The task
Using the records below, filter out every line that lacks "JSON" and copy the rest.

Record set
┄┄┄┄┄┄┄┄┄┄

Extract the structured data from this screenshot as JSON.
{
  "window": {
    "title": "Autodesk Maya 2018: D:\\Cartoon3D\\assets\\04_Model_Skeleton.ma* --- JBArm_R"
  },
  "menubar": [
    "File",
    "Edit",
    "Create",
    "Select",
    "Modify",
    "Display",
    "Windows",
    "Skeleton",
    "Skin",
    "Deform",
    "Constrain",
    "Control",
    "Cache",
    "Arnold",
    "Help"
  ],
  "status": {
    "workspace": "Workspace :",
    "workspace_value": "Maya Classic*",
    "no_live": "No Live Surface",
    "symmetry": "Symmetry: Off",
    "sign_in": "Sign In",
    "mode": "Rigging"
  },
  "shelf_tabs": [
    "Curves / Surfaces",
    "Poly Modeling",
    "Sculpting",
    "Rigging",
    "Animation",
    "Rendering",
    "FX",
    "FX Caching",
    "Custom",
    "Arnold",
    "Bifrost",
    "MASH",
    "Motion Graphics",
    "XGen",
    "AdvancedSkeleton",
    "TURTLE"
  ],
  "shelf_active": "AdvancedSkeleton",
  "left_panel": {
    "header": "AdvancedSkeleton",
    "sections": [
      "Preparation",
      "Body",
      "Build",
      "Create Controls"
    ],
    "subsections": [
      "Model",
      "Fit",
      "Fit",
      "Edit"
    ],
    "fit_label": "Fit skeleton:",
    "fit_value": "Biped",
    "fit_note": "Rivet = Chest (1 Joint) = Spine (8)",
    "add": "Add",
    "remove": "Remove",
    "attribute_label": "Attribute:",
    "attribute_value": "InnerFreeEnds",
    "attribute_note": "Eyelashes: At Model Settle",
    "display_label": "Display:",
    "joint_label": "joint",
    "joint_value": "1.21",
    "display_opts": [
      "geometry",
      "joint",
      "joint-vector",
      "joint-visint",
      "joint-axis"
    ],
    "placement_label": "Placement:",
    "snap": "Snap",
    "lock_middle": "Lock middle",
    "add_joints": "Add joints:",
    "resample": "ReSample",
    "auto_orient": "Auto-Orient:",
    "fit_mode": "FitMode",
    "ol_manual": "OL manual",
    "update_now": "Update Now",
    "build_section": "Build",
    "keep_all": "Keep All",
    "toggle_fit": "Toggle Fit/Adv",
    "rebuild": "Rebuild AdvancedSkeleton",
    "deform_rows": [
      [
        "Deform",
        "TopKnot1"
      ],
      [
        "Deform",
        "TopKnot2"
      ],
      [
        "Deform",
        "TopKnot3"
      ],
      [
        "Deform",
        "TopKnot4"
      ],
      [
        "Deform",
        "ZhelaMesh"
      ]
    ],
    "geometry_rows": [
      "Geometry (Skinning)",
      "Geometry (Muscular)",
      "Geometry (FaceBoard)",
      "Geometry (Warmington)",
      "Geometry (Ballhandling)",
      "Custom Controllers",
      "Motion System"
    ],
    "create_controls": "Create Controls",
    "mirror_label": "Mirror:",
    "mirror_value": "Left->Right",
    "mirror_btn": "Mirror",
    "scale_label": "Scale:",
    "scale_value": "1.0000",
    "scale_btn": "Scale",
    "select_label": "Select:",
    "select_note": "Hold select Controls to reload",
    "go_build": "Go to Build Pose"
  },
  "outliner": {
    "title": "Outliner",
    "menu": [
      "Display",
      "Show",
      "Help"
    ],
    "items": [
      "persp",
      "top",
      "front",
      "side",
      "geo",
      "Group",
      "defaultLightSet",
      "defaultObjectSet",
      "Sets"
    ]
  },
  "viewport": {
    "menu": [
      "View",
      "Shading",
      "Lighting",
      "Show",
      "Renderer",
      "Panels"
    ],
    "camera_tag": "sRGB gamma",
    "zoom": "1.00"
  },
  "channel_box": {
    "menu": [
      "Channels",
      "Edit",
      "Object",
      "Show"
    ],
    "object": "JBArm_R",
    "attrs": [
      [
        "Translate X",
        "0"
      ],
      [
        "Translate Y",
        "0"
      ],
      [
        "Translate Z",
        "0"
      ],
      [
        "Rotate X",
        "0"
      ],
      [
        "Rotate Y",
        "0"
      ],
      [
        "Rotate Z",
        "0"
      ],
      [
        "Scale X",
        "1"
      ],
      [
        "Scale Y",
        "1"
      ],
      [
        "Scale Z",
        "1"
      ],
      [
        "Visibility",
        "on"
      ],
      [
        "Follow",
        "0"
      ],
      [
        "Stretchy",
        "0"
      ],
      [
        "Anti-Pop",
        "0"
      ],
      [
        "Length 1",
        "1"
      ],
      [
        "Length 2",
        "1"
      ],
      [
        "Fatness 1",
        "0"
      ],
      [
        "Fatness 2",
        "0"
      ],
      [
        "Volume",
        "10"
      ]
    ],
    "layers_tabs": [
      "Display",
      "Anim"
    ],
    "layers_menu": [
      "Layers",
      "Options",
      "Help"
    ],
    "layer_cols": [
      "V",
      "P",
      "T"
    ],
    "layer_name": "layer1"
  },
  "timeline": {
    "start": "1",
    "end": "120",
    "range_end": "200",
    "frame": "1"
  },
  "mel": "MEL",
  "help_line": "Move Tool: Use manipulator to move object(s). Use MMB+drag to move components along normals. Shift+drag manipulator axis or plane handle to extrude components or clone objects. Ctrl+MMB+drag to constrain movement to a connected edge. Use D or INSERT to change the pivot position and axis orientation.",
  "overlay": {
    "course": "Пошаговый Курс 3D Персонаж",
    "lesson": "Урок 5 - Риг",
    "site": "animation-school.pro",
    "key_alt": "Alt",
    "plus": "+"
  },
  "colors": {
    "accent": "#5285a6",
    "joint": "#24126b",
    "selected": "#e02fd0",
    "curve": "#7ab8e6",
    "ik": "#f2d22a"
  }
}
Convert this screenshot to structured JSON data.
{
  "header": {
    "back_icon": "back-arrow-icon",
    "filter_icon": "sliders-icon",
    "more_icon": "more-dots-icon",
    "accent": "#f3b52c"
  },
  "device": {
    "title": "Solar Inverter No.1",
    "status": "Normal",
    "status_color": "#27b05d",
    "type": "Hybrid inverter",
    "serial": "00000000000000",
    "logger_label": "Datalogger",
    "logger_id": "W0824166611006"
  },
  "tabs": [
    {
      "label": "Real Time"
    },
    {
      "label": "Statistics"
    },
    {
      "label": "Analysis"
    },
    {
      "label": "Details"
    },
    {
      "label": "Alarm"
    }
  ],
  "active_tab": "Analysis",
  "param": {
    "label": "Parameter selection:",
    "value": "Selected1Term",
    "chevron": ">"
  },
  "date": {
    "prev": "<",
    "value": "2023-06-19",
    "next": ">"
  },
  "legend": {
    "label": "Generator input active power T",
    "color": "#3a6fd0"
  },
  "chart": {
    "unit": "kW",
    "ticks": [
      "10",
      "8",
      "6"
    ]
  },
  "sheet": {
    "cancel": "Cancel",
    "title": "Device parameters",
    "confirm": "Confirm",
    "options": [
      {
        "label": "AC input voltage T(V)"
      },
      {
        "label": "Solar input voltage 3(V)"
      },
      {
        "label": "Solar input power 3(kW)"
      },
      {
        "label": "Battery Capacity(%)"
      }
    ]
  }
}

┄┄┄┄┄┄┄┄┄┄

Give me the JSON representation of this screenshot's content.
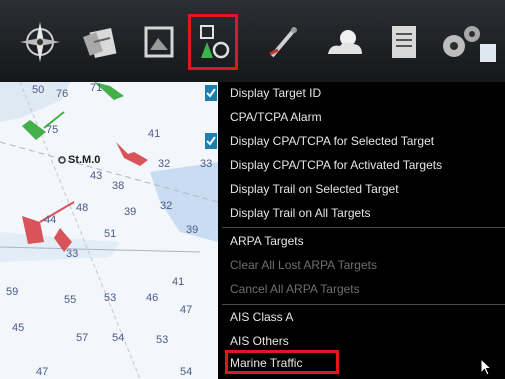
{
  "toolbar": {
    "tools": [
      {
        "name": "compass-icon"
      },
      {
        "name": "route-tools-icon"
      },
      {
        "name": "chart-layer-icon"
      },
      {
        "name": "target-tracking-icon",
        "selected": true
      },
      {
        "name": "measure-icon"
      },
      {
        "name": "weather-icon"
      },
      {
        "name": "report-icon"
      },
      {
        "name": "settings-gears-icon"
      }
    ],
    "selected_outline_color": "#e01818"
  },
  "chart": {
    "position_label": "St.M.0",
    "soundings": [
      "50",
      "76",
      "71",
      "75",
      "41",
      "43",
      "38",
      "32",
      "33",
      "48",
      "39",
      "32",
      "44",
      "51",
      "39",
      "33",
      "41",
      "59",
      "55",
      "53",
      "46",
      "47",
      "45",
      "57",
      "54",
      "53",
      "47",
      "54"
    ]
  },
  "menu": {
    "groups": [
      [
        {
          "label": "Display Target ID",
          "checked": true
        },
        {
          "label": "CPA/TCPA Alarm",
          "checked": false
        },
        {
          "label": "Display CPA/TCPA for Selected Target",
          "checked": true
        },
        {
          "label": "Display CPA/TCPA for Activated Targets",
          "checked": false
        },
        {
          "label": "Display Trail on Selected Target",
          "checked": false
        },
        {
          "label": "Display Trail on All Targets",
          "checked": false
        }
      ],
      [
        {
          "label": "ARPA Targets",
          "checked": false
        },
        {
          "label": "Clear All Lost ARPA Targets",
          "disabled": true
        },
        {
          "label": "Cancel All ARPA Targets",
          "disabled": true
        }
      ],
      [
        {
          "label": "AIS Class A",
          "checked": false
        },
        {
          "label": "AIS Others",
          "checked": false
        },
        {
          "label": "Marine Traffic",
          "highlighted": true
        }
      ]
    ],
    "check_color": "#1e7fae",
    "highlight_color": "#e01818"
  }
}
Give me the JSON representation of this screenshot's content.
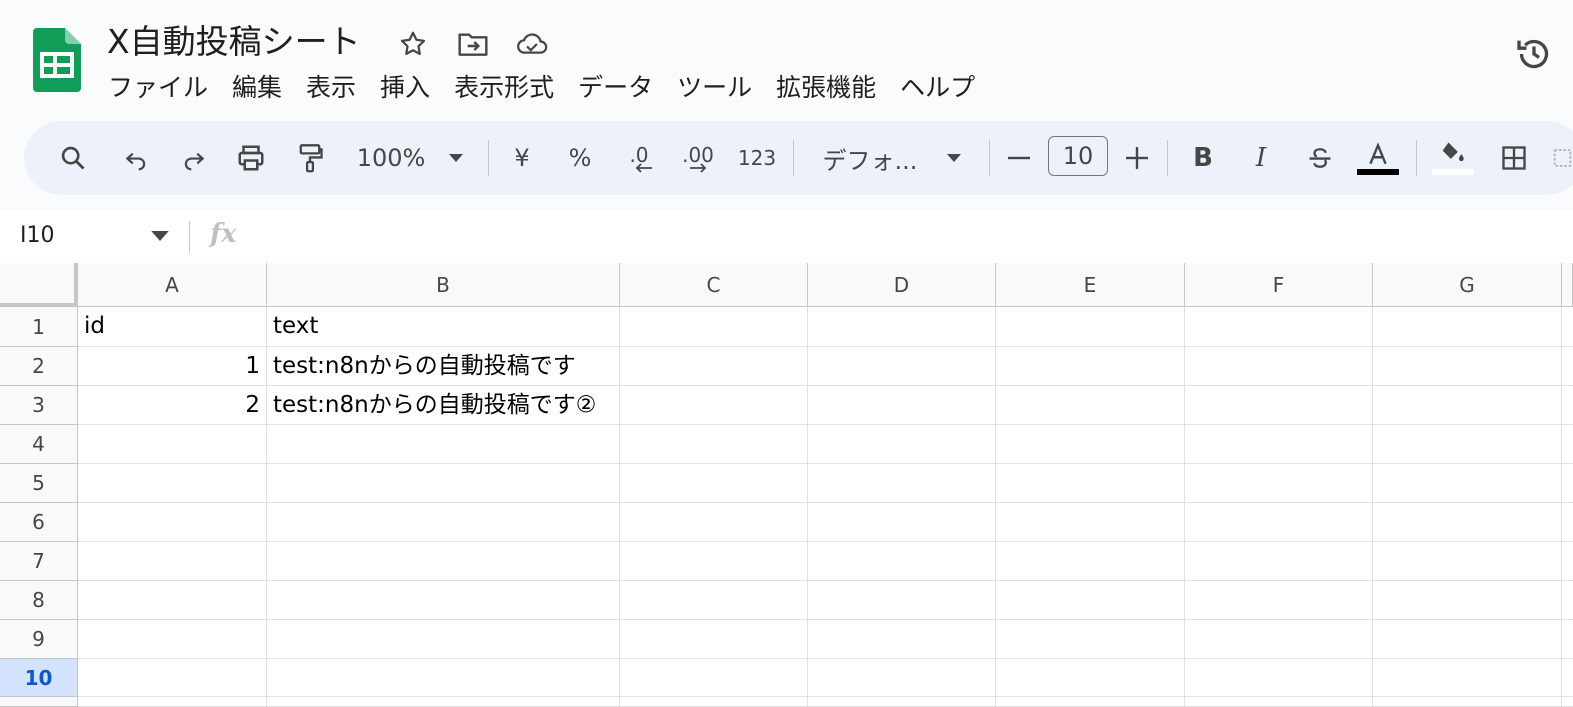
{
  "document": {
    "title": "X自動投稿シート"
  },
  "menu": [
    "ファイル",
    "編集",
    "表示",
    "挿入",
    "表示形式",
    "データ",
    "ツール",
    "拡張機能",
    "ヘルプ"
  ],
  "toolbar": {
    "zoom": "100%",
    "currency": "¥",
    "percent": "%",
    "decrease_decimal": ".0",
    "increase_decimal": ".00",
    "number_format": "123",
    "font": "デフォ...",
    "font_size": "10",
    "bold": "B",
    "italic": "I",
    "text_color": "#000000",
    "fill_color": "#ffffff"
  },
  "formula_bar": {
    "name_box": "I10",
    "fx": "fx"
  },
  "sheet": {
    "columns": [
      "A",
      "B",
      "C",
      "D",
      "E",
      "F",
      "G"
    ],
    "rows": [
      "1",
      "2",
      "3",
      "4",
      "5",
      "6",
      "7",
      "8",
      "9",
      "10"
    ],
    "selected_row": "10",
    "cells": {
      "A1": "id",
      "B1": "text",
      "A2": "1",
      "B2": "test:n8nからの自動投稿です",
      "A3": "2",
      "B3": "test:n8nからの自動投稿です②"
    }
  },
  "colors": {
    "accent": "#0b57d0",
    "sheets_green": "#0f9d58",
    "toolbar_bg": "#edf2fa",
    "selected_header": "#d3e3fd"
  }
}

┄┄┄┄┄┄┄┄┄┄

Exercise result
Extract the structured data from this screenshot as JSON.
Convert this screenshot to structured JSON data.
Give me the JSON representation of this screenshot's content.
Give me the JSON representation of this screenshot's content.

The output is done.